Eating to Prevent Colorectal Cancer
Other Vitamins and Minerals continued...
While there seems to be some potential benefit in consuming foods with folic acid as part of a regular healthy diet, studies do not show any anti-cancer benefit from taking folic acid supplements. In fact, some studies suggest that taking folic acid supplements may slightly increase the risk of cancer.
Calcium and Vitamin D. Recent studies have suggested that these two substances may not only strengthen bones, but may also fight off colon cancer. Good sources of calcium include: milk, cheese, yogurt, salmon, sardines, and dark-green leafy vegetables such as kale, mustard, and collard greens. Sources of vitamin D include salmon, sardines, fortified cow's milk, egg yolks, and chicken livers -- and don't forget the sun. Twenty minutes of sun before 10 a.m. and after 3 p.m. is an excellent source of vitamin D.

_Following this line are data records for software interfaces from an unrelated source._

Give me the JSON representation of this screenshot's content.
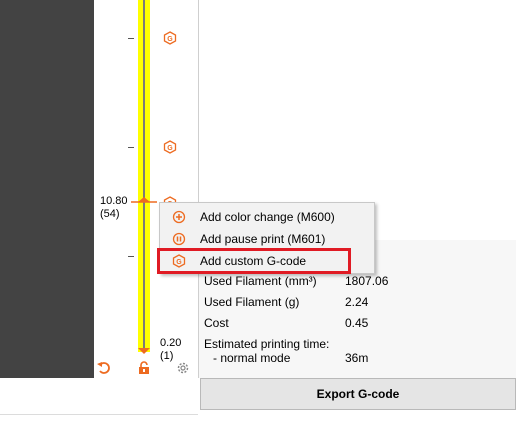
{
  "slider": {
    "upper_value": "10.80",
    "upper_layer": "(54)",
    "lower_value": "0.20",
    "lower_layer": "(1)",
    "marker_icon": "gcode-marker-icon"
  },
  "context_menu": {
    "items": [
      {
        "label": "Add color change (M600)",
        "icon": "plus-circle-icon"
      },
      {
        "label": "Add pause print (M601)",
        "icon": "pause-circle-icon"
      },
      {
        "label": "Add custom G-code",
        "icon": "gcode-icon"
      }
    ]
  },
  "stats": {
    "used_filament_mm_label": "Used Filament (mm³)",
    "used_filament_mm_value": "1807.06",
    "used_filament_g_label": "Used Filament (g)",
    "used_filament_g_value": "2.24",
    "cost_label": "Cost",
    "cost_value": "0.45",
    "time_label": "Estimated printing time:",
    "mode_label": "- normal mode",
    "mode_value": "36m"
  },
  "buttons": {
    "export_label": "Export G-code"
  },
  "colors": {
    "slider_track": "#ffff00",
    "accent": "#ed6b21",
    "highlight": "#e01b24"
  }
}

Fiber and Your Colon
Fiber is thought to be a powerful weapon against cancer. Though there is conflicting research as to whether or not fiber has protective effects against colorectal cancer, there is evidence that fiber intake improves overall health by moving wastes through the digestive tract faster. This may give potentially toxic wastes less time to come into contact with intestinal cells. It is also believed that some types of fiber help detoxify potential cancer-causing substances as well as prevent these substances from being absorbed by the cells of the intestines. Good sources of fiber include: whole-grain cereals and breads, prunes, berries, kidney beans and other legumes, fresh fruits and vegetables, and brown rice.
Although it’s best to get the fiber you need from food, fiber supplements offer another source. Examples include psyllium and methylcellulose. Anytime you increase your fiber intake, do it slowly to help prevent gas and cramping. It’s also important to drink enough liquids.
Recently discovered to be helpful in the fight against cancer, phytochemicals are non-nutrient substances such a flavonoids, phenols, and terpenes which are found in a variety of plant foods including tomatoes, citrus fruits, berries, peppers, carrots, broccoli, cabbage, and soy beans.